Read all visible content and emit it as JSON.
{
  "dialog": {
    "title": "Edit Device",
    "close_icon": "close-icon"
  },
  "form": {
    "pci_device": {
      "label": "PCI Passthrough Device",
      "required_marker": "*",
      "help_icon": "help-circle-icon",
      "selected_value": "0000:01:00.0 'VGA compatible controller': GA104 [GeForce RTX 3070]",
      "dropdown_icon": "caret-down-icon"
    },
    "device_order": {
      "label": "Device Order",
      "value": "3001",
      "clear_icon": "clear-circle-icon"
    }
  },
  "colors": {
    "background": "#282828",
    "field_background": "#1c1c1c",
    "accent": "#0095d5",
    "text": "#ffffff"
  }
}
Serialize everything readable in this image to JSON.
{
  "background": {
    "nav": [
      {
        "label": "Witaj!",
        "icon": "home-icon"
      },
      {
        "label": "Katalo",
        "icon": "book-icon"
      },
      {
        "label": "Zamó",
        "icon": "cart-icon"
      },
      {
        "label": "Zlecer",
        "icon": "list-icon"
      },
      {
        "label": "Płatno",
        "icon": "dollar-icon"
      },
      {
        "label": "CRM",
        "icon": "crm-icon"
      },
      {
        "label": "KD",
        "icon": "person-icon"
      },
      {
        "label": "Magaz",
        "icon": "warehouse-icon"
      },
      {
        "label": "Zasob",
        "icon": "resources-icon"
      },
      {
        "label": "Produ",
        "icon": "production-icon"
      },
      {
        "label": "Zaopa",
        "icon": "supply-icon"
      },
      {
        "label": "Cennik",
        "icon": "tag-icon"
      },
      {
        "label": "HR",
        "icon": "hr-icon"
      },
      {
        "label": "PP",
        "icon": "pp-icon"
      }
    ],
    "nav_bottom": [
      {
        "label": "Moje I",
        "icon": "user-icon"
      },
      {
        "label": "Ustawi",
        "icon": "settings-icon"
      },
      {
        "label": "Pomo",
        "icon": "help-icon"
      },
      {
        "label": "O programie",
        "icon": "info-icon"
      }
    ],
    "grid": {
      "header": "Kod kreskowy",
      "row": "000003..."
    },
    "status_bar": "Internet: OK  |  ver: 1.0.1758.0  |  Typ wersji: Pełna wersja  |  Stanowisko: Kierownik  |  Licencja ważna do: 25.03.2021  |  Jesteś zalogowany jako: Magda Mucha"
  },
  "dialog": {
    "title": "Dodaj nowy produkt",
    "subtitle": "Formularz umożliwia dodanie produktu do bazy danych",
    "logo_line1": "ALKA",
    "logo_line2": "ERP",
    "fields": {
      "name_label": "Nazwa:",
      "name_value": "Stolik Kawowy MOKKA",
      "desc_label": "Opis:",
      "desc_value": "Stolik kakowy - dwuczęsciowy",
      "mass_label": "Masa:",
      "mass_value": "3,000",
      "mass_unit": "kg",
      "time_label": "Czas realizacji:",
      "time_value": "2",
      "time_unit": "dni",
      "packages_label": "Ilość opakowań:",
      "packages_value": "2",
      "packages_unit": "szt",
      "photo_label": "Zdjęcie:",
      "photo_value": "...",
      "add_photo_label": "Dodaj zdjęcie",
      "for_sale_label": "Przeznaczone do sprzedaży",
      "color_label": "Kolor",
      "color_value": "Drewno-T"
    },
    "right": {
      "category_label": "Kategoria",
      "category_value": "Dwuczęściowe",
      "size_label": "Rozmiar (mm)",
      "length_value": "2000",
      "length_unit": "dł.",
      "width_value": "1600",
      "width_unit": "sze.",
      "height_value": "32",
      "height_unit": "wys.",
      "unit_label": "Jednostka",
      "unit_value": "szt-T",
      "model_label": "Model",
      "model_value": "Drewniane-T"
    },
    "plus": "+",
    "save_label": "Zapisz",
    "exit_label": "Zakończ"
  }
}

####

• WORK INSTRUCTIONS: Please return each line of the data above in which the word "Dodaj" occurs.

• RESPONSE AREA:
    "title": "Dodaj nowy produkt",
      "add_photo_label": "Dodaj zdjęcie",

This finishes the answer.